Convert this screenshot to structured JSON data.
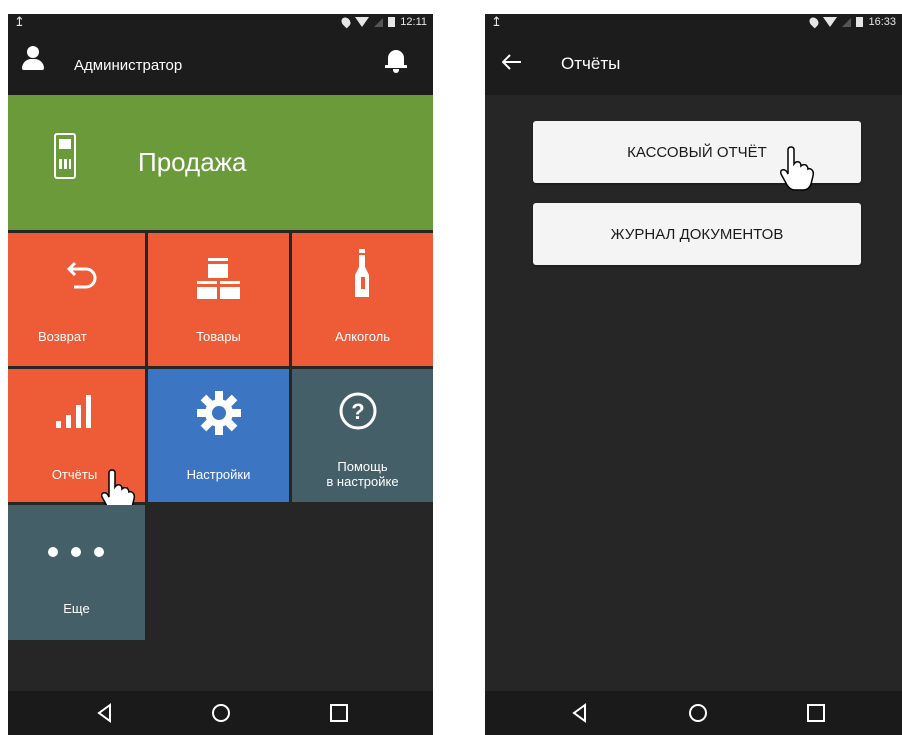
{
  "left_screen": {
    "status": {
      "upload_glyph": "↥",
      "time": "12:11"
    },
    "header": {
      "user": "Администратор"
    },
    "sale_tile": {
      "label": "Продажа"
    },
    "tiles": [
      {
        "label": "Возврат",
        "color": "#ee5c37",
        "icon": "return-icon"
      },
      {
        "label": "Товары",
        "color": "#ee5c37",
        "icon": "goods-icon"
      },
      {
        "label": "Алкоголь",
        "color": "#ee5c37",
        "icon": "bottle-icon"
      },
      {
        "label": "Отчёты",
        "color": "#ee5c37",
        "icon": "bars-icon"
      },
      {
        "label": "Настройки",
        "color": "#3c76c3",
        "icon": "gear-icon"
      },
      {
        "label_line1": "Помощь",
        "label_line2": "в настройке",
        "color": "#455f68",
        "icon": "help-icon"
      },
      {
        "label": "Еще",
        "color": "#455f68",
        "icon": "dots-icon"
      }
    ]
  },
  "right_screen": {
    "status": {
      "upload_glyph": "↥",
      "time": "16:33"
    },
    "header": {
      "title": "Отчёты"
    },
    "buttons": [
      {
        "label": "КАССОВЫЙ ОТЧЁТ"
      },
      {
        "label": "ЖУРНАЛ ДОКУМЕНТОВ"
      }
    ]
  },
  "colors": {
    "sale_green": "#6a9a3a",
    "tile_orange": "#ee5c37",
    "tile_blue": "#3c76c3",
    "tile_slate": "#455f68",
    "background_dark": "#262626"
  }
}
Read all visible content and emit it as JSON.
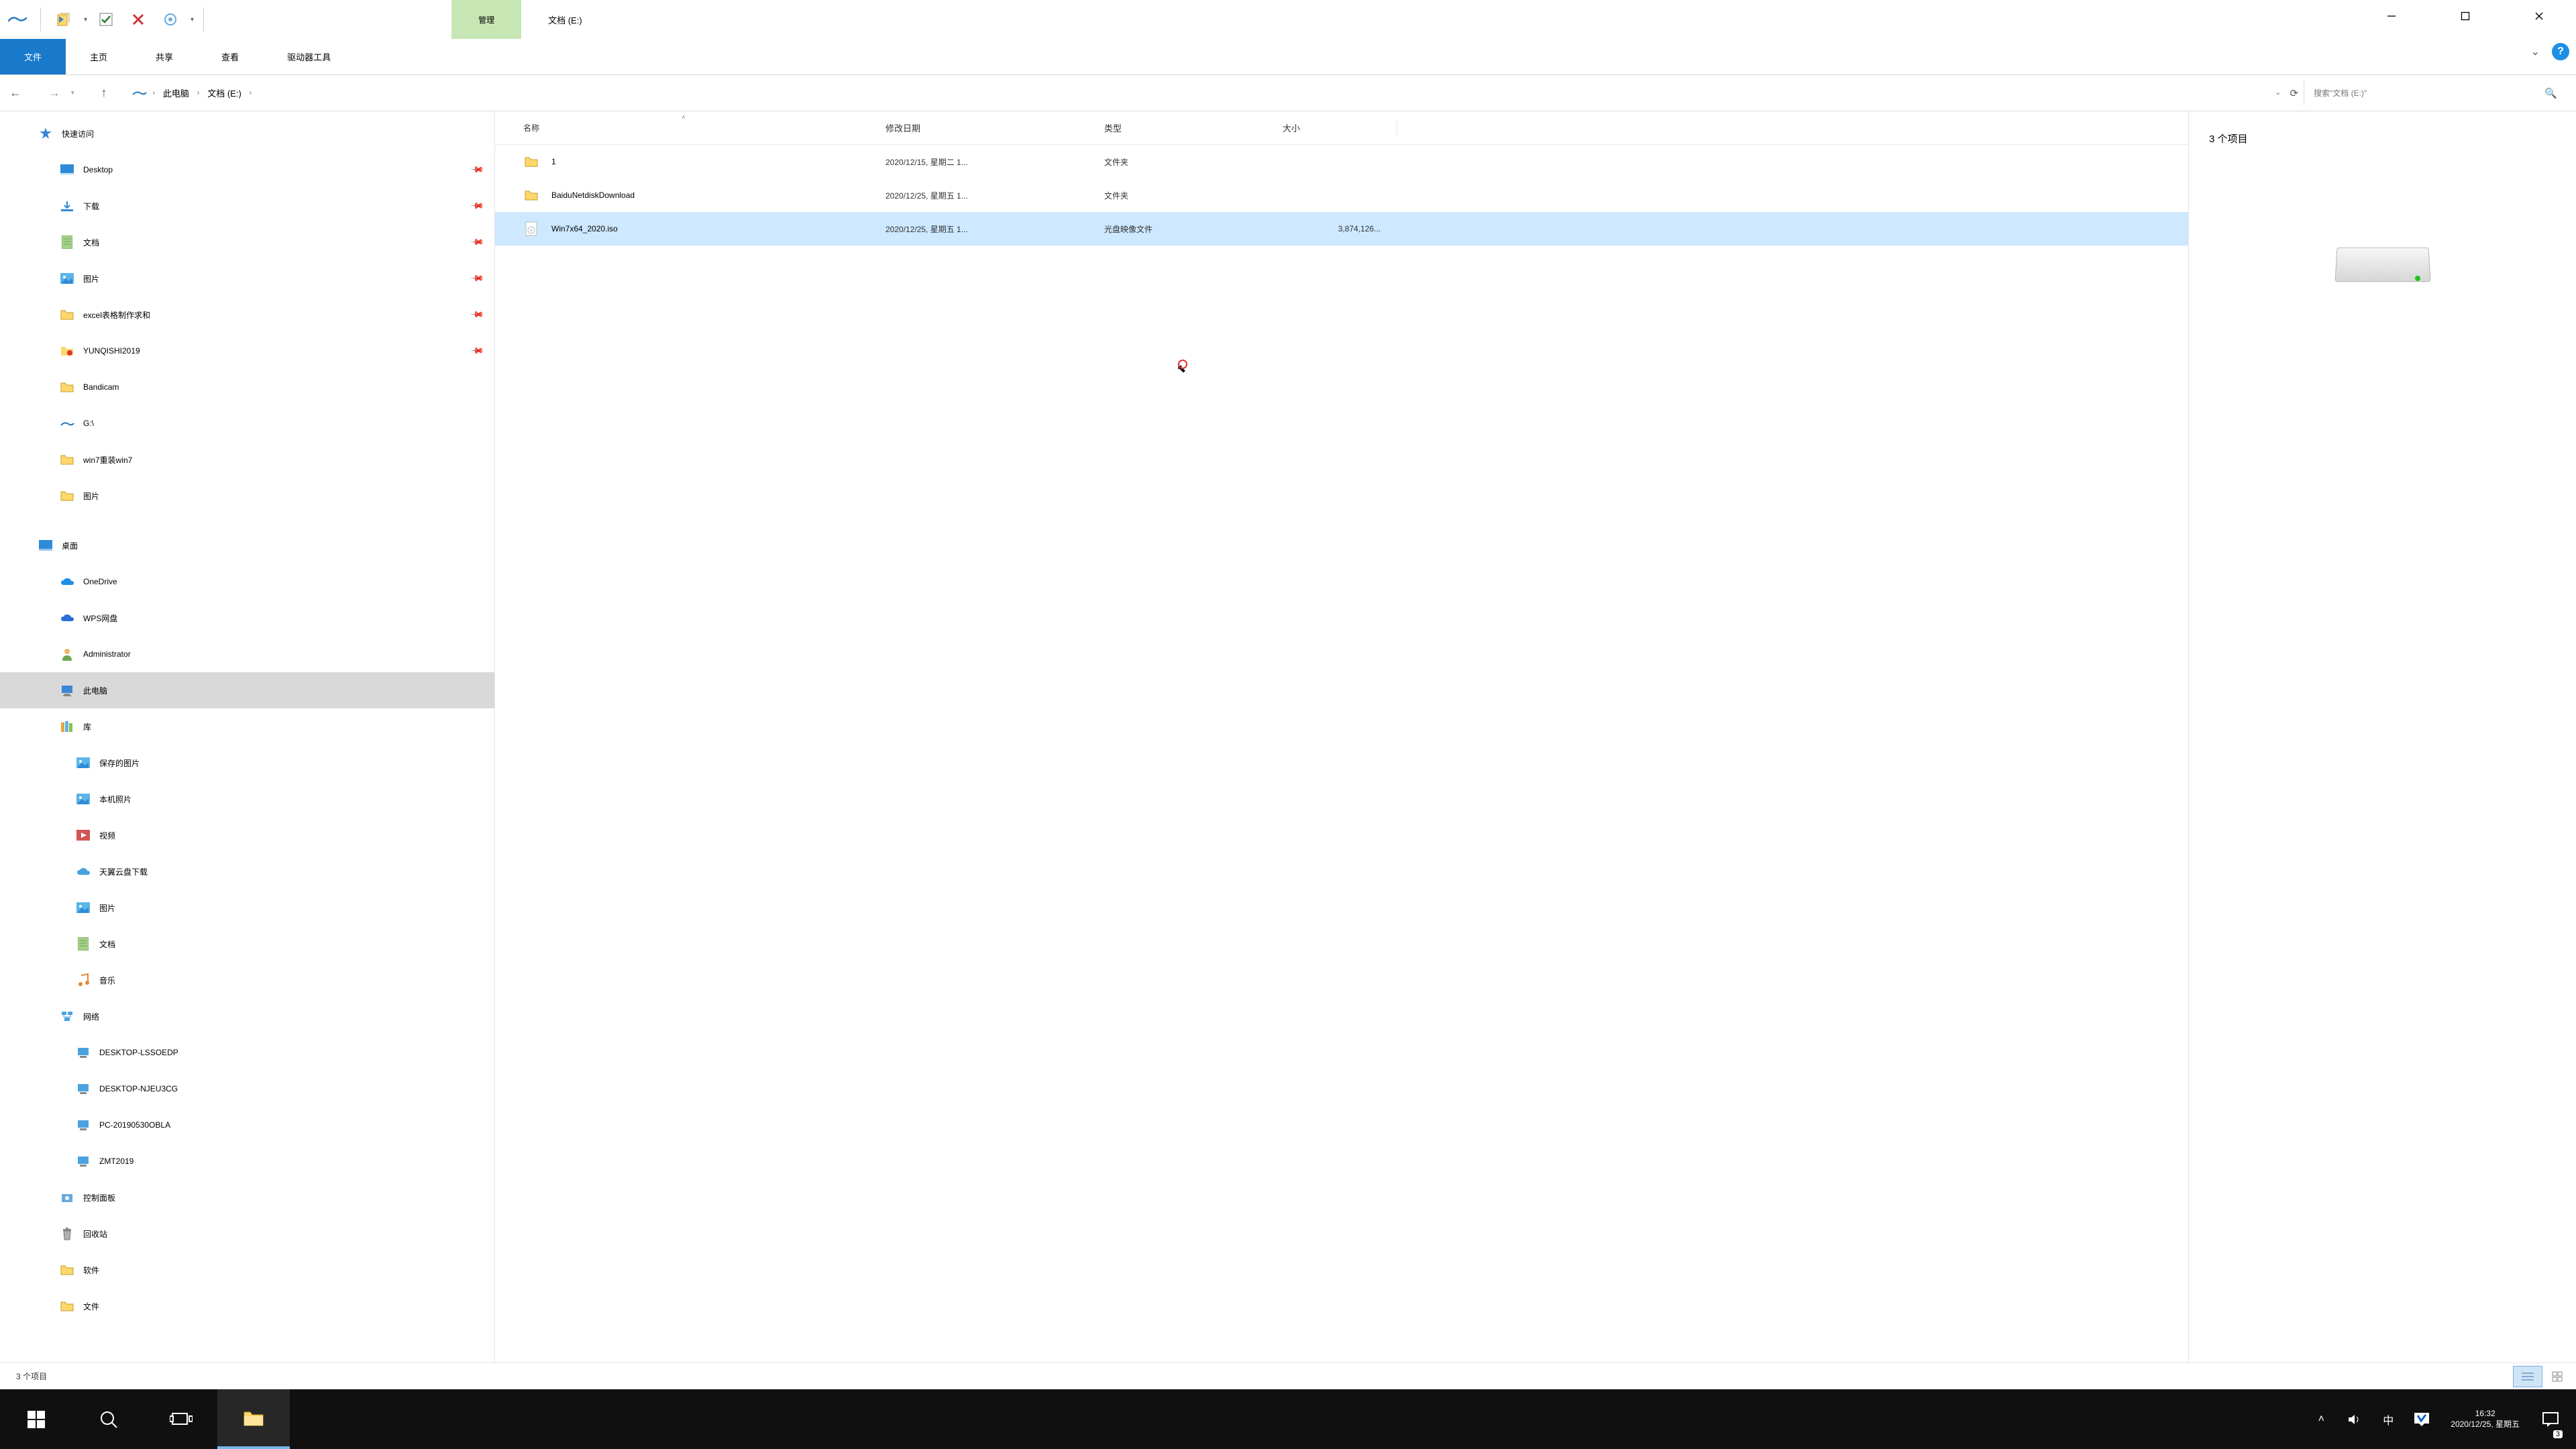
{
  "titlebar": {
    "manage_tab": "管理",
    "title": "文档 (E:)"
  },
  "ribbon": {
    "file": "文件",
    "home": "主页",
    "share": "共享",
    "view": "查看",
    "drive_tools": "驱动器工具"
  },
  "address": {
    "crumbs": [
      "此电脑",
      "文档 (E:)"
    ],
    "search_placeholder": "搜索\"文档 (E:)\""
  },
  "nav": {
    "quick": "快速访问",
    "quick_items": [
      {
        "label": "Desktop",
        "pin": true,
        "icon": "desktop"
      },
      {
        "label": "下载",
        "pin": true,
        "icon": "downloads"
      },
      {
        "label": "文档",
        "pin": true,
        "icon": "documents"
      },
      {
        "label": "图片",
        "pin": true,
        "icon": "pictures"
      },
      {
        "label": "excel表格制作求和",
        "pin": true,
        "icon": "folder"
      },
      {
        "label": "YUNQISHI2019",
        "pin": true,
        "icon": "folder-yq"
      },
      {
        "label": "Bandicam",
        "pin": false,
        "icon": "folder"
      },
      {
        "label": "G:\\",
        "pin": false,
        "icon": "drive-g"
      },
      {
        "label": "win7重装win7",
        "pin": false,
        "icon": "folder"
      },
      {
        "label": "图片",
        "pin": false,
        "icon": "folder"
      }
    ],
    "desktops": {
      "label": "桌面",
      "items": [
        {
          "label": "OneDrive",
          "icon": "onedrive"
        },
        {
          "label": "WPS网盘",
          "icon": "wps"
        },
        {
          "label": "Administrator",
          "icon": "user"
        },
        {
          "label": "此电脑",
          "icon": "pc",
          "selected": true
        },
        {
          "label": "库",
          "icon": "libs"
        }
      ]
    },
    "libs": [
      {
        "label": "保存的图片",
        "icon": "pictures"
      },
      {
        "label": "本机照片",
        "icon": "pictures"
      },
      {
        "label": "视频",
        "icon": "videos"
      },
      {
        "label": "天翼云盘下载",
        "icon": "tianyi"
      },
      {
        "label": "图片",
        "icon": "pictures"
      },
      {
        "label": "文档",
        "icon": "documents"
      },
      {
        "label": "音乐",
        "icon": "music"
      }
    ],
    "network": {
      "label": "网络",
      "items": [
        "DESKTOP-LSSOEDP",
        "DESKTOP-NJEU3CG",
        "PC-20190530OBLA",
        "ZMT2019"
      ]
    },
    "others": [
      "控制面板",
      "回收站",
      "软件",
      "文件"
    ]
  },
  "columns": {
    "name": "名称",
    "date": "修改日期",
    "type": "类型",
    "size": "大小"
  },
  "rows": [
    {
      "name": "1",
      "date": "2020/12/15, 星期二 1...",
      "type": "文件夹",
      "size": "",
      "icon": "folder"
    },
    {
      "name": "BaiduNetdiskDownload",
      "date": "2020/12/25, 星期五 1...",
      "type": "文件夹",
      "size": "",
      "icon": "folder"
    },
    {
      "name": "Win7x64_2020.iso",
      "date": "2020/12/25, 星期五 1...",
      "type": "光盘映像文件",
      "size": "3,874,126...",
      "icon": "iso",
      "selected": true
    }
  ],
  "preview": {
    "count": "3 个项目"
  },
  "statusbar": {
    "text": "3 个项目"
  },
  "tray": {
    "time": "16:32",
    "date": "2020/12/25, 星期五",
    "ime": "中",
    "notif_badge": "3"
  }
}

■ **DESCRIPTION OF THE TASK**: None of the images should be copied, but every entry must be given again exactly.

■ **PROBLEM SOLUTION**:
Convert this screenshot to structured JSON data.
{
  "left_screen": {
    "status": {
      "upload_glyph": "↥",
      "time": "12:11"
    },
    "header": {
      "user": "Администратор"
    },
    "sale_tile": {
      "label": "Продажа"
    },
    "tiles": [
      {
        "label": "Возврат",
        "color": "#ee5c37",
        "icon": "return-icon"
      },
      {
        "label": "Товары",
        "color": "#ee5c37",
        "icon": "goods-icon"
      },
      {
        "label": "Алкоголь",
        "color": "#ee5c37",
        "icon": "bottle-icon"
      },
      {
        "label": "Отчёты",
        "color": "#ee5c37",
        "icon": "bars-icon"
      },
      {
        "label": "Настройки",
        "color": "#3c76c3",
        "icon": "gear-icon"
      },
      {
        "label_line1": "Помощь",
        "label_line2": "в настройке",
        "color": "#455f68",
        "icon": "help-icon"
      },
      {
        "label": "Еще",
        "color": "#455f68",
        "icon": "dots-icon"
      }
    ]
  },
  "right_screen": {
    "status": {
      "upload_glyph": "↥",
      "time": "16:33"
    },
    "header": {
      "title": "Отчёты"
    },
    "buttons": [
      {
        "label": "КАССОВЫЙ ОТЧЁТ"
      },
      {
        "label": "ЖУРНАЛ ДОКУМЕНТОВ"
      }
    ]
  },
  "colors": {
    "sale_green": "#6a9a3a",
    "tile_orange": "#ee5c37",
    "tile_blue": "#3c76c3",
    "tile_slate": "#455f68",
    "background_dark": "#262626"
  }
}
Read all visible content and emit it as JSON.
{
  "titlebar": {
    "manage_tab": "管理",
    "title": "文档 (E:)"
  },
  "ribbon": {
    "file": "文件",
    "home": "主页",
    "share": "共享",
    "view": "查看",
    "drive_tools": "驱动器工具"
  },
  "address": {
    "crumbs": [
      "此电脑",
      "文档 (E:)"
    ],
    "search_placeholder": "搜索\"文档 (E:)\""
  },
  "nav": {
    "quick": "快速访问",
    "quick_items": [
      {
        "label": "Desktop",
        "pin": true,
        "icon": "desktop"
      },
      {
        "label": "下载",
        "pin": true,
        "icon": "downloads"
      },
      {
        "label": "文档",
        "pin": true,
        "icon": "documents"
      },
      {
        "label": "图片",
        "pin": true,
        "icon": "pictures"
      },
      {
        "label": "excel表格制作求和",
        "pin": true,
        "icon": "folder"
      },
      {
        "label": "YUNQISHI2019",
        "pin": true,
        "icon": "folder-yq"
      },
      {
        "label": "Bandicam",
        "pin": false,
        "icon": "folder"
      },
      {
        "label": "G:\\",
        "pin": false,
        "icon": "drive-g"
      },
      {
        "label": "win7重装win7",
        "pin": false,
        "icon": "folder"
      },
      {
        "label": "图片",
        "pin": false,
        "icon": "folder"
      }
    ],
    "desktops": {
      "label": "桌面",
      "items": [
        {
          "label": "OneDrive",
          "icon": "onedrive"
        },
        {
          "label": "WPS网盘",
          "icon": "wps"
        },
        {
          "label": "Administrator",
          "icon": "user"
        },
        {
          "label": "此电脑",
          "icon": "pc",
          "selected": true
        },
        {
          "label": "库",
          "icon": "libs"
        }
      ]
    },
    "libs": [
      {
        "label": "保存的图片",
        "icon": "pictures"
      },
      {
        "label": "本机照片",
        "icon": "pictures"
      },
      {
        "label": "视频",
        "icon": "videos"
      },
      {
        "label": "天翼云盘下载",
        "icon": "tianyi"
      },
      {
        "label": "图片",
        "icon": "pictures"
      },
      {
        "label": "文档",
        "icon": "documents"
      },
      {
        "label": "音乐",
        "icon": "music"
      }
    ],
    "network": {
      "label": "网络",
      "items": [
        "DESKTOP-LSSOEDP",
        "DESKTOP-NJEU3CG",
        "PC-20190530OBLA",
        "ZMT2019"
      ]
    },
    "others": [
      "控制面板",
      "回收站",
      "软件",
      "文件"
    ]
  },
  "columns": {
    "name": "名称",
    "date": "修改日期",
    "type": "类型",
    "size": "大小"
  },
  "rows": [
    {
      "name": "1",
      "date": "2020/12/15, 星期二 1...",
      "type": "文件夹",
      "size": "",
      "icon": "folder"
    },
    {
      "name": "BaiduNetdiskDownload",
      "date": "2020/12/25, 星期五 1...",
      "type": "文件夹",
      "size": "",
      "icon": "folder"
    },
    {
      "name": "Win7x64_2020.iso",
      "date": "2020/12/25, 星期五 1...",
      "type": "光盘映像文件",
      "size": "3,874,126...",
      "icon": "iso",
      "selected": true
    }
  ],
  "preview": {
    "count": "3 个项目"
  },
  "statusbar": {
    "text": "3 个项目"
  },
  "tray": {
    "time": "16:32",
    "date": "2020/12/25, 星期五",
    "ime": "中",
    "notif_badge": "3"
  }
}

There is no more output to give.